Top to bottom, every record is to be copied word for word.

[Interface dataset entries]
____
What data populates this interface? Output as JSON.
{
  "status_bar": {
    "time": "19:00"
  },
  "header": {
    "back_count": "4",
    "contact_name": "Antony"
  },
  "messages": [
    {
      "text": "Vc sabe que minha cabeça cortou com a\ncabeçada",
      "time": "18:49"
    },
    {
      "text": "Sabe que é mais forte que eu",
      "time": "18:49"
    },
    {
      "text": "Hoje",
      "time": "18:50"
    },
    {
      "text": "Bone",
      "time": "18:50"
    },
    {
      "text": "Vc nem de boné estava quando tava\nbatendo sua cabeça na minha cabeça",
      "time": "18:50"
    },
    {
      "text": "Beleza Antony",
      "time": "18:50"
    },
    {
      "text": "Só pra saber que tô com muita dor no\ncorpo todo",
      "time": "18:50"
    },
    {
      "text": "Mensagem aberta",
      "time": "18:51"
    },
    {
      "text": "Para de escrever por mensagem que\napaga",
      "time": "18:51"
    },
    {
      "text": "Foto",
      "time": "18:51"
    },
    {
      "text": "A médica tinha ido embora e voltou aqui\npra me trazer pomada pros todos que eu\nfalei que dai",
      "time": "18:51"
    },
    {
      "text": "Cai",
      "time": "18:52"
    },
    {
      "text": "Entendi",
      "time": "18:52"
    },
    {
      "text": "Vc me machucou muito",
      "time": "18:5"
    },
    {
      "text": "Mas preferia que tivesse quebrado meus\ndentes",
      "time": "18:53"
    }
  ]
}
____
* **RESULT OF THE EXERCISE**:
What data populates this interface? Output as JSON.
{
  "status_bar": {
    "time": "19:00"
  },
  "header": {
    "back_count": "4",
    "contact_name": "Antony"
  },
  "messages": [
    {
      "text": "Vc sabe que minha cabeça cortou com a\ncabeçada",
      "time": "18:49"
    },
    {
      "text": "Sabe que é mais forte que eu",
      "time": "18:49"
    },
    {
      "text": "Hoje",
      "time": "18:50"
    },
    {
      "text": "Bone",
      "time": "18:50"
    },
    {
      "text": "Vc nem de boné estava quando tava\nbatendo sua cabeça na minha cabeça",
      "time": "18:50"
    },
    {
      "text": "Beleza Antony",
      "time": "18:50"
    },
    {
      "text": "Só pra saber que tô com muita dor no\ncorpo todo",
      "time": "18:50"
    },
    {
      "text": "Mensagem aberta",
      "time": "18:51"
    },
    {
      "text": "Para de escrever por mensagem que\napaga",
      "time": "18:51"
    },
    {
      "text": "Foto",
      "time": "18:51"
    },
    {
      "text": "A médica tinha ido embora e voltou aqui\npra me trazer pomada pros todos que eu\nfalei que dai",
      "time": "18:51"
    },
    {
      "text": "Cai",
      "time": "18:52"
    },
    {
      "text": "Entendi",
      "time": "18:52"
    },
    {
      "text": "Vc me machucou muito",
      "time": "18:5"
    },
    {
      "text": "Mas preferia que tivesse quebrado meus\ndentes",
      "time": "18:53"
    }
  ]
}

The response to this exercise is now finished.